In this case, you should use TriggerTemplate. With TriggerTemplate, you can define a PipelineRun or a TaskRun object and attach it to an Event Listener, which will then receive the incoming HTTP/s requests, elaborate them and trigger the right PipelineRun or TaskRun.
Below you can find an example of the EventListener and TriggerTemplate YAML definitions.
apiVersion: triggers.tekton.dev/v1alpha1 kind: EventListener metadata: name: tekton-demo-el namespace: tekton-demo spec: serviceAccountName: tekton-triggers-1590086083 triggers: - bindings: - name: tekton-demo-app-ci template: name: tekton-demo-app-ci
apiVersion: triggers.tekton.dev/v1alpha1 kind: TriggerTemplate metadata: name: tekton-demo-app-ci namespace: tekton-demo spec: resourcetemplates: - apiVersion: tekton.dev/v1beta1 kind: PipelineRun metadata: generateName: app-ci-run- spec: serviceAccountName: tekton-demo pipelineRef: name: ci resources: ....
The CEL interceptor.
In the above examples, the Event Listener has a 1:1 mapping with the pipeline, and it will always run that particular pipeline when it receives an incoming request.
This setup is not ideal; if you want to have a different pipeline for another repository, you would have to create a second event listener.
Can you imagine 100 different repositories and pipelines, 100 different EventListeners (aka webservers)?? One word: insane.
The lab I’ve prepared takes advantage of a “component” called CEL interceptor, which allows you do define some logic inside the Event Listener.
With the CEL interceptor, you can do something like: “if the repository name is X and action is PUSH; then run pipeline Y.”
Here’s an example:
apiVersion: triggers.tekton.dev/v1alpha1 kind: EventListener metadata: name: tekton-demo-el namespace: tekton-demo spec: serviceAccountName: tekton-triggers-1590086083 triggers: - name: triggers-cd interceptors: - cel: filter: >- (header.match('X-GitHub-Event', 'push') && body.repository.full_name == 'tekton/triggers') && body.ref.startsWith('refs/heads/master') bindings: - name: triggers-cd-binding template: name: triggers-cd-template - name: dashboard-cd interceptors: - cel: filter: >- (header.match('X-GitHub-Event', 'push') && body.repository.full_name == 'tekton/dashboard') && body.ref.startsWith('refs/heads/master') bindings: - name: dashboard-cd-binding template: name: dashboard-cd-template
Simplicity: guaranteed, but not immediately!
Since Tekton is not a JAR that you execute, click/click, magic and, it works (not referring to anything, ah :D), it requires the admin to have some knowledge about Kubernetes and be comfortable to look into K8s API objects, at least.
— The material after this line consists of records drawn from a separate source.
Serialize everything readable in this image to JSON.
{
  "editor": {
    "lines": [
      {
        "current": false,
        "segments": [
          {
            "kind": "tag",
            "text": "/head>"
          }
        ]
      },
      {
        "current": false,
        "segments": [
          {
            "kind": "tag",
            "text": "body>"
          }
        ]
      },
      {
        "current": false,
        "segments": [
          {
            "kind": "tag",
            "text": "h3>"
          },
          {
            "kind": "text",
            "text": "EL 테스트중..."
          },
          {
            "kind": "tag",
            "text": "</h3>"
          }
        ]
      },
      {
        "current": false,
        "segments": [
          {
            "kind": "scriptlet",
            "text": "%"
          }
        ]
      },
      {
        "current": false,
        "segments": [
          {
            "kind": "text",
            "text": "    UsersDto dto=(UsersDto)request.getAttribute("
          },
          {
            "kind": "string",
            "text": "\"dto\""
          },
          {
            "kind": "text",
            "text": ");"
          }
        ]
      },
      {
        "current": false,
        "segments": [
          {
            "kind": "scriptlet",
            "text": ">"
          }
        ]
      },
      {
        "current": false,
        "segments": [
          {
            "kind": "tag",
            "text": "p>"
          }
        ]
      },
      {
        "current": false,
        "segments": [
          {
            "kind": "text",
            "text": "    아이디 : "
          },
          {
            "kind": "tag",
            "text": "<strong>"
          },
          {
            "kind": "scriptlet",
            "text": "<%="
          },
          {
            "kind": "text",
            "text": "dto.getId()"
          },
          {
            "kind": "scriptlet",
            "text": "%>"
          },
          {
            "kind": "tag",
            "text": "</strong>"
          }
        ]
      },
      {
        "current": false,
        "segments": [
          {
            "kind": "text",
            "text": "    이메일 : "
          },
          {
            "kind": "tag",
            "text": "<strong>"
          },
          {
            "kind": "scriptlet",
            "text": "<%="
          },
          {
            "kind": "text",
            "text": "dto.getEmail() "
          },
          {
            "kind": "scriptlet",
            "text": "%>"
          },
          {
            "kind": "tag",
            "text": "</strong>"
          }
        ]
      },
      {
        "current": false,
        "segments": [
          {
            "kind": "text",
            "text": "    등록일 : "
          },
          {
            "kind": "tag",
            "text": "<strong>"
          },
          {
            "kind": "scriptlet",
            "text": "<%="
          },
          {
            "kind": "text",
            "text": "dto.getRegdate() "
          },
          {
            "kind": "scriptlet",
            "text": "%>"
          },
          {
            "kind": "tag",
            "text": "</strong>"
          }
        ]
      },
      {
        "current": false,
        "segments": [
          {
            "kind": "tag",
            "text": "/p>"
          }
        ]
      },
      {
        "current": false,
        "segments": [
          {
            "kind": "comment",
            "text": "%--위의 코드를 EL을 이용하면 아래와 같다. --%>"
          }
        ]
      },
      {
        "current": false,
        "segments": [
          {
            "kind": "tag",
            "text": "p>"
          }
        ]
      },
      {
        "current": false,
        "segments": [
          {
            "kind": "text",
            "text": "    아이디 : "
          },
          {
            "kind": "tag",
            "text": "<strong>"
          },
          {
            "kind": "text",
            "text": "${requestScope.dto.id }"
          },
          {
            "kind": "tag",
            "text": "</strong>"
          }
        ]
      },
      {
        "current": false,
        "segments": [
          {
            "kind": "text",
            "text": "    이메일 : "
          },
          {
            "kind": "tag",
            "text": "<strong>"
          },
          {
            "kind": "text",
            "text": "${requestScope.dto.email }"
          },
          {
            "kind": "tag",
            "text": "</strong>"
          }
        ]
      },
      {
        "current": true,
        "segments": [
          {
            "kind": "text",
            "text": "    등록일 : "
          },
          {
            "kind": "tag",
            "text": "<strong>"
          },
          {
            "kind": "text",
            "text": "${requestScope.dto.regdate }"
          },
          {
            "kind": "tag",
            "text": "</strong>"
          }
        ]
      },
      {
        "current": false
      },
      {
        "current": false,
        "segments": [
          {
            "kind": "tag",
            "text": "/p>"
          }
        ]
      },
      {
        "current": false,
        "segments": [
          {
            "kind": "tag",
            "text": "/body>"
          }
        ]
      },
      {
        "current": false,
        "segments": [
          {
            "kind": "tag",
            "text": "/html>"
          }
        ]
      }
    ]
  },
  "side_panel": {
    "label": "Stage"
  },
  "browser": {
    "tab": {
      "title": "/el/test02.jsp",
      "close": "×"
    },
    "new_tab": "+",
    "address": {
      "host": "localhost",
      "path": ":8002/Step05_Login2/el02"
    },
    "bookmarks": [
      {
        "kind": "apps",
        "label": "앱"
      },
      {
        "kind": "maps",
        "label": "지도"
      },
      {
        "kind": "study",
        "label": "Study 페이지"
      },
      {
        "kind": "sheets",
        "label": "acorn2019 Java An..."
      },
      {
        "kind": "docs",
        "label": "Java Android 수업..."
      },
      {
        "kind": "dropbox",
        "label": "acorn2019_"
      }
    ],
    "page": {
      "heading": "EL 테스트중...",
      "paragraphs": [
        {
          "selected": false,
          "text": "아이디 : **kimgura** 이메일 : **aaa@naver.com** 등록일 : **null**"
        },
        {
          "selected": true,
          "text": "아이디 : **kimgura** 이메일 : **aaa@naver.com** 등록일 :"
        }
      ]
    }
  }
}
Worst case scenario: you’ll have to look into some Go code to understand what the Tekton controllers/components are doing. I did it; the source code is well done and very readable. So if it happens, don’t worry too much.
After the initial fatigue, though, you will be comfortable, and hopefully, you will see how easy it is to set up new workflows and manage them.
I’m going to write a small series of articles about Tekton. The next one is going to be: “Pipelines metrics and monitoring with Tekton & Prometheus”.
Stay tuned, and if you have any questions ask on Twitter!
Ciao! This is Ish(~) and here's my blog. A bunch of articles, posts and considerations mostly from projects I am currently following.
I would love to read your opinions or answer the questions you might have, so please feel free to get in touch on Twitter! :D